But - and this is a major but - if you hadn't monitored your portfolio or repositioned your investment, you would have lost not only your gain, but also some of your principal (on paper) before the fund finally turned around. By the end of May, you would have only been back to the original investment you made five months earlier (Figure 3) - nothing much to boast about! By knowing what to do and when to do it, you would have not only survived the bearish dip in the market, you would have thrived in it and increased your profit.
|By properly following all the steps of the financial planning process (including the crucial step of reviewing your investment decisions on an ongoing basis), you will have the satisfaction of knowing that your portfolio is indeed working as hard for you as you worked for it!|
|Title:||Working Money Writer|
|Company:||Technical Analysis, Inc.|
|Address:||4757 California Aveenue SW|
|Seattle, WA 98116|
|Phone # for sales:||206 938 0570|
|Fax:||206 938 1307|
Traders' Resource Links
|Charting the Stock Market: The Wyckoff Method -- Books|
|Working-Money.com -- Online Trading Services|
|Traders.com Advantage -- Online Trading Services|
|Technical Analysis of Stocks & Commodities -- Publications and Newsletters|
|Working Money, at Working-Money.com -- Publications and Newsletters|

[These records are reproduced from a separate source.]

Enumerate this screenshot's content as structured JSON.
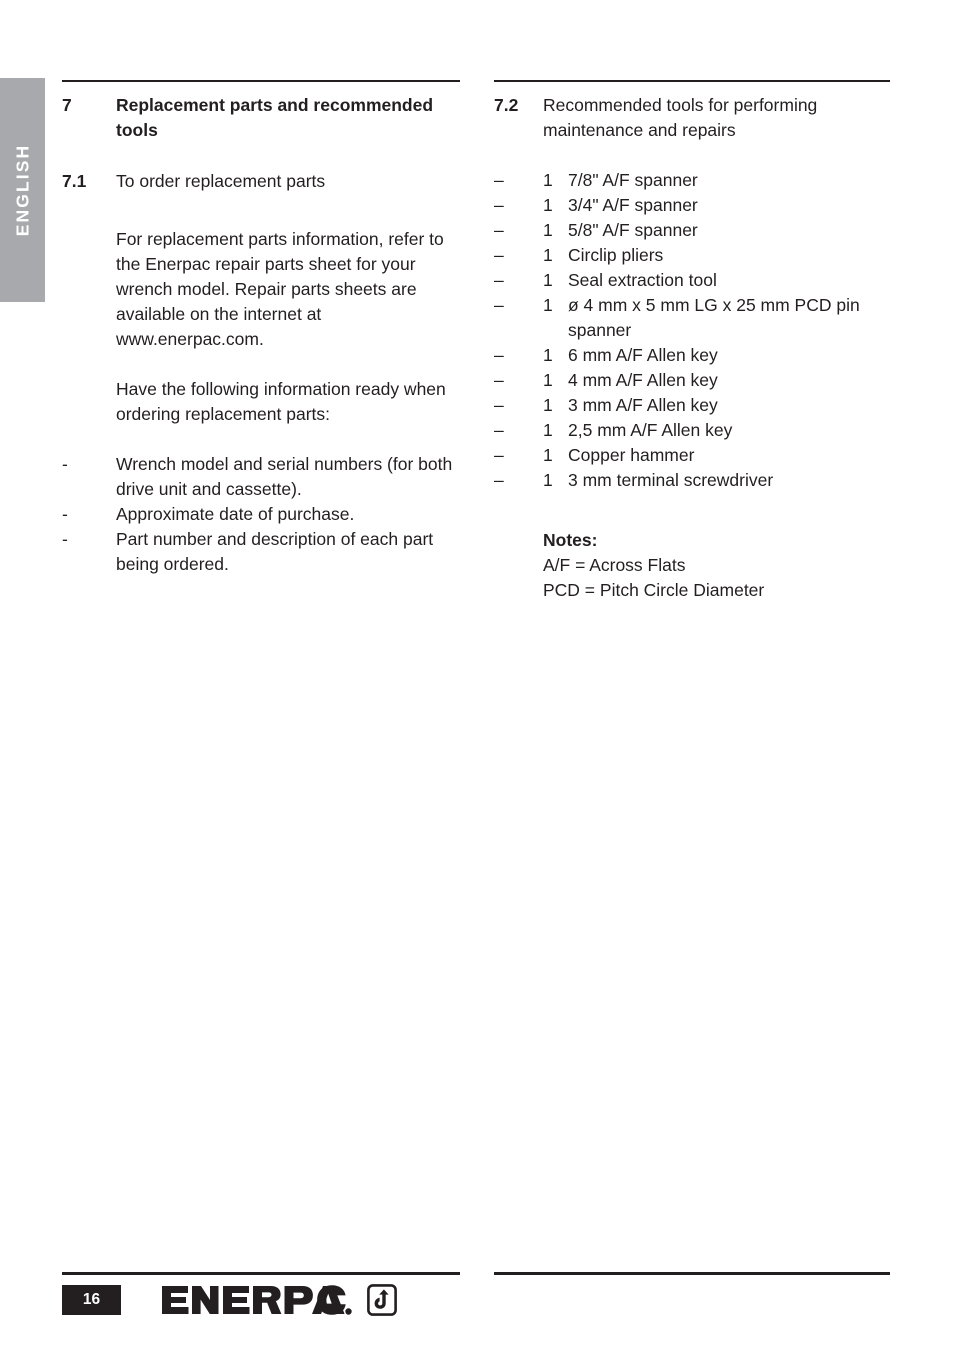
{
  "language_tab": {
    "label": "ENGLISH"
  },
  "sections": {
    "main": {
      "number": "7",
      "title": "Replacement parts and recommended tools"
    },
    "sub_7_1": {
      "number": "7.1",
      "title": "To order replacement parts",
      "paragraph_1": "For replacement parts information, refer to the Enerpac repair parts sheet for your wrench model. Repair parts sheets are available on the internet at www.enerpac.com.",
      "paragraph_2": "Have the following information ready when ordering replacement parts:",
      "bullet_marker": "-",
      "bullets": [
        "Wrench model and serial numbers (for both drive unit and cassette).",
        "Approximate date of purchase.",
        "Part number and description of each part being ordered."
      ]
    },
    "sub_7_2": {
      "number": "7.2",
      "title": "Recommended tools for performing maintenance and repairs",
      "bullet_marker": "–",
      "tools": [
        {
          "qty": "1",
          "name": "7/8\" A/F spanner"
        },
        {
          "qty": "1",
          "name": "3/4\" A/F spanner"
        },
        {
          "qty": "1",
          "name": "5/8\" A/F spanner"
        },
        {
          "qty": "1",
          "name": "Circlip pliers"
        },
        {
          "qty": "1",
          "name": "Seal extraction tool"
        },
        {
          "qty": "1",
          "name": "ø 4 mm x 5 mm LG x 25 mm PCD pin spanner"
        },
        {
          "qty": "1",
          "name": "6 mm A/F Allen key"
        },
        {
          "qty": "1",
          "name": "4 mm A/F Allen key"
        },
        {
          "qty": "1",
          "name": "3 mm A/F Allen key"
        },
        {
          "qty": "1",
          "name": "2,5 mm A/F Allen key"
        },
        {
          "qty": "1",
          "name": "Copper hammer"
        },
        {
          "qty": "1",
          "name": "3 mm terminal screwdriver"
        }
      ],
      "notes": {
        "title": "Notes:",
        "lines": [
          "A/F = Across Flats",
          "PCD = Pitch Circle Diameter"
        ]
      }
    }
  },
  "footer": {
    "page_number": "16",
    "brand": "ENERPAC",
    "brand_registered": "®"
  },
  "colors": {
    "text": "#231f20",
    "tab_gray": "#a7a9ac",
    "badge_bg": "#231f20"
  }
}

|Traders.com Advantage -- Publications and Newsletters|
|Professional Traders Starter Kit -- Software|